Moving forward: Hopeau is most similar in play to Henry Wingo, but at four years younger, may have a higher upside. This season was one of massive growth for Shandon, and should he continue to develop, will definitely push for a first team contract in the offseason. A perennial occupant of the “most likely to get signed by the first team” for much of the second half of the season, Shandon could make the jump soon.
#27 Henry Wingo
Realio’s rating: 5.00 in 5 appearances
Community rating: 5.33
MOTM = 0 High = 6 Low = 4
Wingo was stated to be a right back in preseason, but didn’t play there at all for Seattle’s first team, instead getting a few appearances at right wing. His steady improvement throughout the season led to him seemingly passing Handwalla Bwana on the depth chart, and earning scouting from teams overseas. A physically strong player who controlled the ball well, Henry increased his direct play this year, which translated to more playing time on a team lacking wide aggression.

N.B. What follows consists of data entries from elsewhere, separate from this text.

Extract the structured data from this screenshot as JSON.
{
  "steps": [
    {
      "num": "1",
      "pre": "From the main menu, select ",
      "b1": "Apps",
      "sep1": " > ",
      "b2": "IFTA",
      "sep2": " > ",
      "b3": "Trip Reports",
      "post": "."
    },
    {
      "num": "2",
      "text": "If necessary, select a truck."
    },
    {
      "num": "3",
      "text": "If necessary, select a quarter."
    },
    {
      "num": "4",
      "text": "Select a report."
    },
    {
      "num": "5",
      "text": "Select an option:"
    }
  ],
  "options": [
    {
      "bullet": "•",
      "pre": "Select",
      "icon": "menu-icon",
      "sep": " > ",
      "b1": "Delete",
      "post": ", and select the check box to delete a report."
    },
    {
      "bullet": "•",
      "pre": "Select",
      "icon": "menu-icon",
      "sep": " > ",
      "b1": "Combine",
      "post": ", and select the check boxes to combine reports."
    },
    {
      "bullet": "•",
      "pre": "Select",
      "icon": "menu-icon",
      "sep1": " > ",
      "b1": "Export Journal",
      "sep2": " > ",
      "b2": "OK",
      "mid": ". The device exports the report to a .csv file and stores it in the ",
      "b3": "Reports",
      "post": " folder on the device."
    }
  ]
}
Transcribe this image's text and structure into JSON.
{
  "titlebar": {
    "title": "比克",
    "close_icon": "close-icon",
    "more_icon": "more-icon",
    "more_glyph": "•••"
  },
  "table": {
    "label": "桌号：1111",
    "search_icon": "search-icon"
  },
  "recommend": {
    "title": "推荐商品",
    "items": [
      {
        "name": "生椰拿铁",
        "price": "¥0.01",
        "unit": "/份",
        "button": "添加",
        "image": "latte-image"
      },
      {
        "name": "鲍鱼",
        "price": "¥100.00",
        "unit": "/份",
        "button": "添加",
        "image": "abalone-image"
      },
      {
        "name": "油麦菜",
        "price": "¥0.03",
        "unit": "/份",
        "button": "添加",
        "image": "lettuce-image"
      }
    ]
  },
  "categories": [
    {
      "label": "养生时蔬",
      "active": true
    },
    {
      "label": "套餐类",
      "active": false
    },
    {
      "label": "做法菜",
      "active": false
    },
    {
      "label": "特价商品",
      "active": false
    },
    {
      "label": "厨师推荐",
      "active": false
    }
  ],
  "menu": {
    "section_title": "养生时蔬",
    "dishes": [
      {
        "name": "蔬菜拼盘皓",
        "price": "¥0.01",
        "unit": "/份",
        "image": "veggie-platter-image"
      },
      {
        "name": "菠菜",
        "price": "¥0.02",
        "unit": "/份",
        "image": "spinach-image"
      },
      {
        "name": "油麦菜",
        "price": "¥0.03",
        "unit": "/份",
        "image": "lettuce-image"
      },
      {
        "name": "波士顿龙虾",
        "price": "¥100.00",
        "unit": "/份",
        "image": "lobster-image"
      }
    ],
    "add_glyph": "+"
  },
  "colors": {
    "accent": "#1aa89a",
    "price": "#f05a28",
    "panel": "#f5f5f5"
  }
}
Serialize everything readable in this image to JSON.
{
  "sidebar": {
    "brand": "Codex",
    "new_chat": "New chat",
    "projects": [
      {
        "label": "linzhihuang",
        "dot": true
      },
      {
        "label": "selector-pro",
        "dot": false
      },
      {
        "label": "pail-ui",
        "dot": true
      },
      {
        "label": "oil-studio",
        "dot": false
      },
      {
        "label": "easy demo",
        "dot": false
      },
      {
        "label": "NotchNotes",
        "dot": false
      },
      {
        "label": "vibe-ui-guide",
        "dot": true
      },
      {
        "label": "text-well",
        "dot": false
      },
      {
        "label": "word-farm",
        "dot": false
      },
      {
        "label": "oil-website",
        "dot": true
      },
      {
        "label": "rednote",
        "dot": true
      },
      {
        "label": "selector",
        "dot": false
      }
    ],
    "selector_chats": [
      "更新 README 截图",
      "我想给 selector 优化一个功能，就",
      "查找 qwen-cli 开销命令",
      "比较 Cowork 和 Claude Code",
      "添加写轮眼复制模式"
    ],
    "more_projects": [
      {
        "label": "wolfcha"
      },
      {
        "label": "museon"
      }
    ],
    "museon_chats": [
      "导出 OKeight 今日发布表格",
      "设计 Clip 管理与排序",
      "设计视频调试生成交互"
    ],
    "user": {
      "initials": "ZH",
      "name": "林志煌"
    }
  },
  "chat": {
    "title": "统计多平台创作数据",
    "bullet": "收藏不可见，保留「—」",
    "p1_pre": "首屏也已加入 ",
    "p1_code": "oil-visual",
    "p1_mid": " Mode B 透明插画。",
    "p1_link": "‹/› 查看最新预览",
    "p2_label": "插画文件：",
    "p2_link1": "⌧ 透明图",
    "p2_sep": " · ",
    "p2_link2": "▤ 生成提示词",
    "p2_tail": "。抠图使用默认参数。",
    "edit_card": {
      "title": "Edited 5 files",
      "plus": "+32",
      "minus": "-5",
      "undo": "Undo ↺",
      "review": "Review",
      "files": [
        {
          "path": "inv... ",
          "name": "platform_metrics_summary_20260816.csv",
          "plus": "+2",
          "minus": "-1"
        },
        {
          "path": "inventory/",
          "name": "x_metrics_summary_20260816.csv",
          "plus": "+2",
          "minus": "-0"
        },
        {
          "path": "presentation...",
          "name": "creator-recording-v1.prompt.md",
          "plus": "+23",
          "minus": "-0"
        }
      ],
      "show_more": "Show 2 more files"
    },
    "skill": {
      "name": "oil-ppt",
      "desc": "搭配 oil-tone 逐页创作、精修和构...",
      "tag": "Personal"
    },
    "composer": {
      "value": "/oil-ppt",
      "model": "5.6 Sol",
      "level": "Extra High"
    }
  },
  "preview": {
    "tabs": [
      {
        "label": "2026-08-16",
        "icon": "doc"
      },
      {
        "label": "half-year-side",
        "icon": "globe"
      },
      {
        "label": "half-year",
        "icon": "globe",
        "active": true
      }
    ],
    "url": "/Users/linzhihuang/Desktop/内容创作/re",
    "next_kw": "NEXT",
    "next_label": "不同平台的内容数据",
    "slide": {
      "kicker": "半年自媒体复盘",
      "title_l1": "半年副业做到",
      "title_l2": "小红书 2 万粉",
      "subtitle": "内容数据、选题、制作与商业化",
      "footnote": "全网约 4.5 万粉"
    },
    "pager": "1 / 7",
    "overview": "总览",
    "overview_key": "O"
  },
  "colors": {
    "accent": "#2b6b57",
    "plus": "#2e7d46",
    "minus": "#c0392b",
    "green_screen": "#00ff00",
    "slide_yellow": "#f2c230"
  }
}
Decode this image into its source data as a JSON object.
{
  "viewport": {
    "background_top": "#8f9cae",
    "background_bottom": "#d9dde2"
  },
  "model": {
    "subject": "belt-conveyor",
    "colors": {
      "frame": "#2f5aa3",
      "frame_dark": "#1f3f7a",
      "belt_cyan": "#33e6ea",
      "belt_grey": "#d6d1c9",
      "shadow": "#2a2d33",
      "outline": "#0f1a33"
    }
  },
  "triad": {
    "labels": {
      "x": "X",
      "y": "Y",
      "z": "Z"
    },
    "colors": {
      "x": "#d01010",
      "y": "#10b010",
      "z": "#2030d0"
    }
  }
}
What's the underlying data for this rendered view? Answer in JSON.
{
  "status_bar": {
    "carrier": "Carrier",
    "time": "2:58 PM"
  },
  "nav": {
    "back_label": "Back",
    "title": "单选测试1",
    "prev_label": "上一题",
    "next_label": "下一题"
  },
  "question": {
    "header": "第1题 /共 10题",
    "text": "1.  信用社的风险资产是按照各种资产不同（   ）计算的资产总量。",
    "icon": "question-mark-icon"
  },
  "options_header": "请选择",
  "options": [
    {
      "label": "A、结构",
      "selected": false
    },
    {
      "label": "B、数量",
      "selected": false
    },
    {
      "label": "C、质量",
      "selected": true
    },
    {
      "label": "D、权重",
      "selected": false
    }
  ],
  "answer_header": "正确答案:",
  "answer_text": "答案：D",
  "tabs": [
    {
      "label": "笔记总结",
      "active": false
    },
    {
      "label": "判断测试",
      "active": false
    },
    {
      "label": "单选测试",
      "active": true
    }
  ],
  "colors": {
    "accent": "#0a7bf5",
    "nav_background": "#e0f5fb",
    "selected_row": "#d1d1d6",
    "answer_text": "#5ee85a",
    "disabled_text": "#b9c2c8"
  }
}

What I liked: Wingo really started to come on, first with Tacoma, then Open Cup play, and translated success there into MLS minutes. Against Vancouver in June he was excellent, putting DP Ali Adnan in the blender time and time again for the first team. Connecting passes, beating guys down the line, crossing into dangerous areas, Henry showed off his immense physical ability, in a match that really showcased a lot of talent and high upside.
What I didn’t like: His last appearance for SSFC was his worst of the year. It was also Seattle’s worst loss of the year, a 0-3 debacle at NYCFC immediately following the Vancouver match that only three guys who started the MLS Cup Final played in. Running right midfield, Henry struggled, fading after halftime and ending with only 43% passing on 19 touches. It wasn’t great, Dan.
Moving forward: Wingo had the same number of appearances and same rating last year, but he did seem to improve in 2019, showing enough to earn a transfer to Molde FK in the Norwegian Eliteserien where he was reunited with Magnus Wolff Eikrem. He has all the physical tools to be a solid pro for years to come.